Stored data
++++
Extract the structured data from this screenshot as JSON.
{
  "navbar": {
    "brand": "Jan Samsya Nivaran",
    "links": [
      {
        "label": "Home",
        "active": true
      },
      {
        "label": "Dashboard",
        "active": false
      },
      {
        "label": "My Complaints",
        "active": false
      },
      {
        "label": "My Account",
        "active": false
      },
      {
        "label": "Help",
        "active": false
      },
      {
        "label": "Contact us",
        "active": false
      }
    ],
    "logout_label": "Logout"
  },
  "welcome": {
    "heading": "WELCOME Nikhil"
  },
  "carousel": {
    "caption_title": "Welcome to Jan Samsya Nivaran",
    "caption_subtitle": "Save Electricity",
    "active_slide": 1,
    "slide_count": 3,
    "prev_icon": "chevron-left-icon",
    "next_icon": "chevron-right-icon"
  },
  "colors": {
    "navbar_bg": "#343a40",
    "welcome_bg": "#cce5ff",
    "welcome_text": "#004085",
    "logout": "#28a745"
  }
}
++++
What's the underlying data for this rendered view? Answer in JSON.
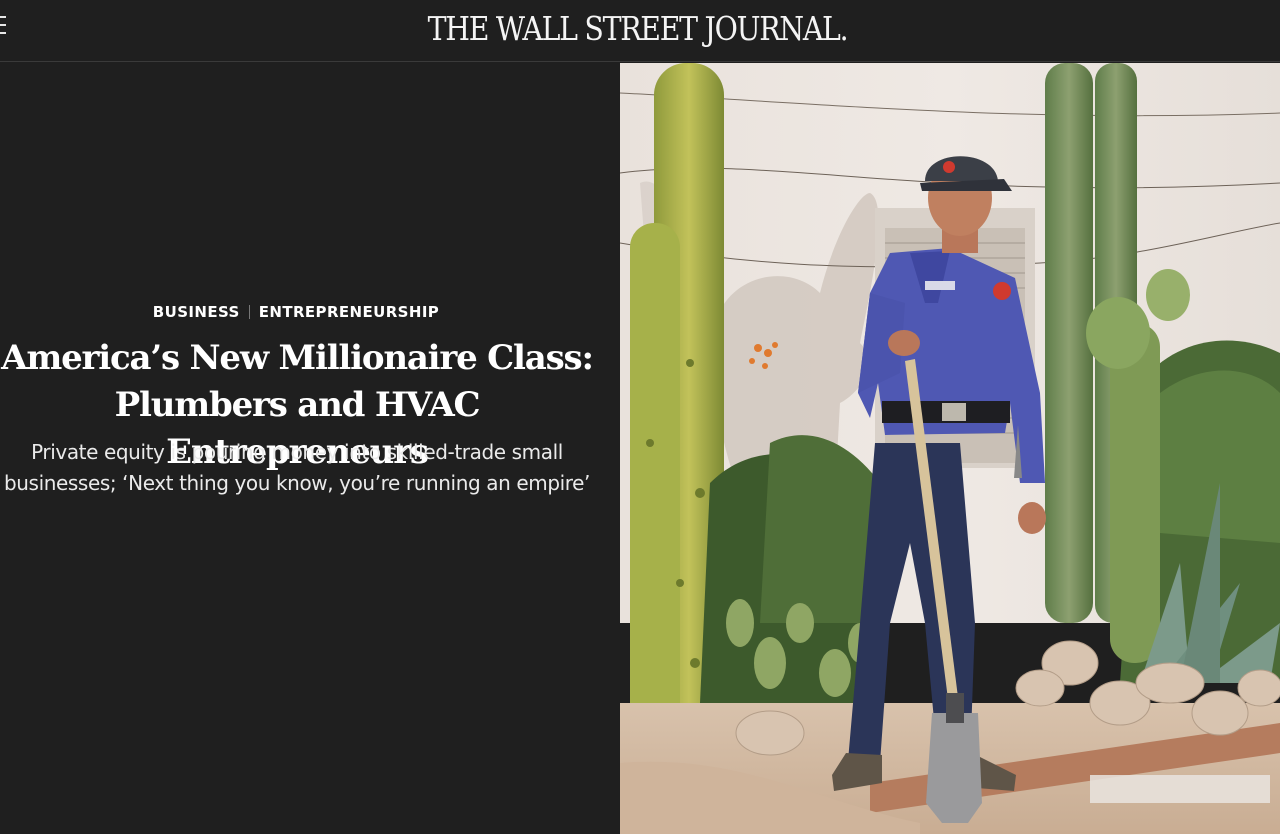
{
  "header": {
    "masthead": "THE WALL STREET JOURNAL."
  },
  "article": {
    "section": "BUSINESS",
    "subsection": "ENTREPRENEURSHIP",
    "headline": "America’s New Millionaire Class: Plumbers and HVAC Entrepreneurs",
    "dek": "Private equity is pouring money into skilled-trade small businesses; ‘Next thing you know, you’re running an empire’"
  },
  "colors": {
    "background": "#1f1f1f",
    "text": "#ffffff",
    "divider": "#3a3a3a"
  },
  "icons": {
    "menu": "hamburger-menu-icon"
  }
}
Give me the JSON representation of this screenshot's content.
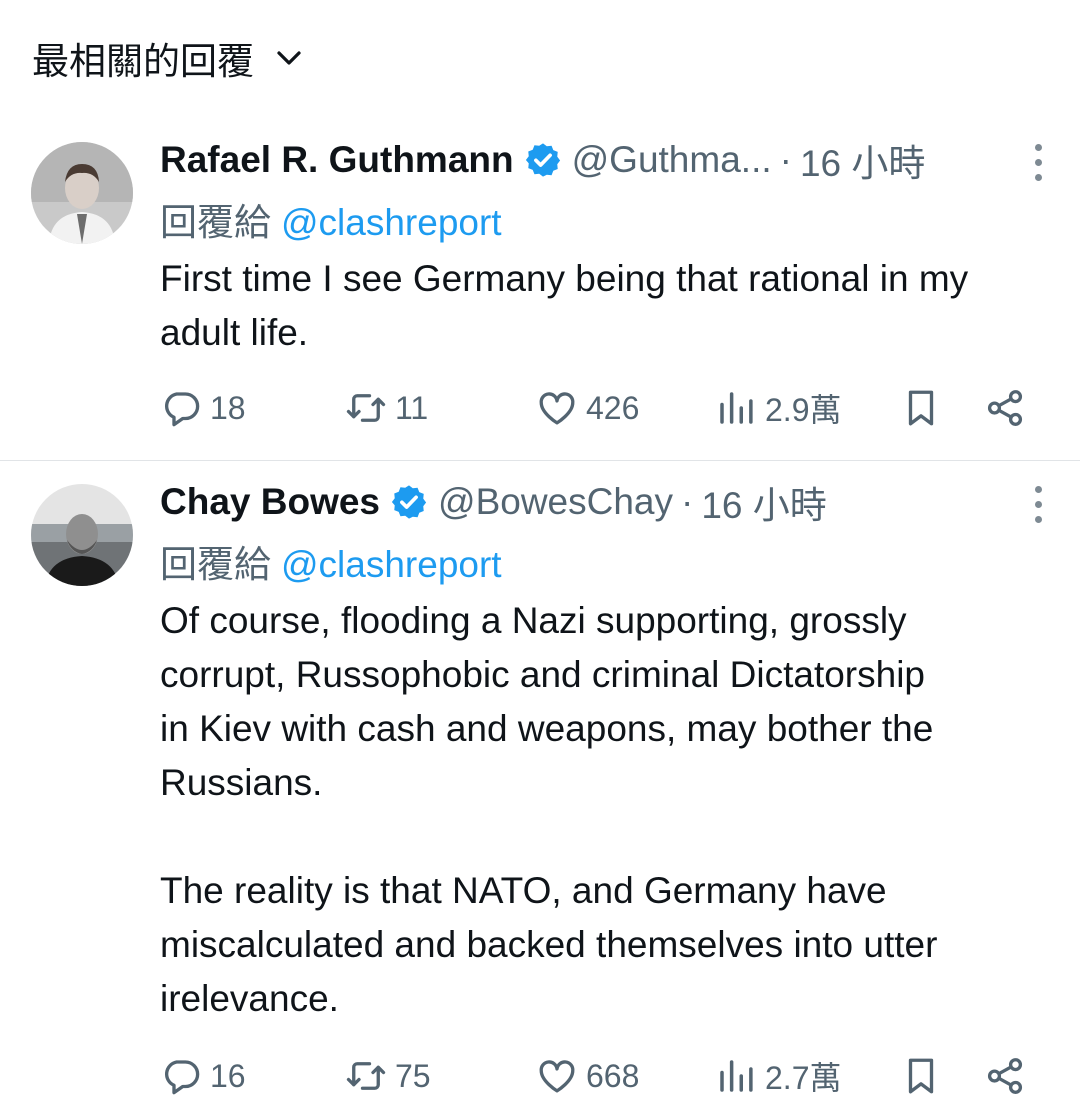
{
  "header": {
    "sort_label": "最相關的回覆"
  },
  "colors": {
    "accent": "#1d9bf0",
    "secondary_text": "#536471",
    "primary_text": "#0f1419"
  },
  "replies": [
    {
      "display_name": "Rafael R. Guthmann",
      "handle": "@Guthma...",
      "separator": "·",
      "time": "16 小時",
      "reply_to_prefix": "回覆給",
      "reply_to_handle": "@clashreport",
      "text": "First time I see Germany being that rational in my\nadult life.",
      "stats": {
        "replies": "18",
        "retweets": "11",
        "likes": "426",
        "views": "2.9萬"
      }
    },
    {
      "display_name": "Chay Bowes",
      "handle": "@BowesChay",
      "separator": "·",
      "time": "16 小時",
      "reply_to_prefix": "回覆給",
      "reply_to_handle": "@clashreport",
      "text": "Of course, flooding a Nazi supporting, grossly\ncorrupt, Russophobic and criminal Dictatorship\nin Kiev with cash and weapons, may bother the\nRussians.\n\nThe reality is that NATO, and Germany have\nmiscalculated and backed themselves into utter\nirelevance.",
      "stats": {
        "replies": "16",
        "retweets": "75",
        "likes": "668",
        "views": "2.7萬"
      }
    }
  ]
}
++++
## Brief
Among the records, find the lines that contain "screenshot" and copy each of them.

## Answer area
Extract the structured data from this screenshot as JSON.
Give me the JSON representation of this screenshot's content.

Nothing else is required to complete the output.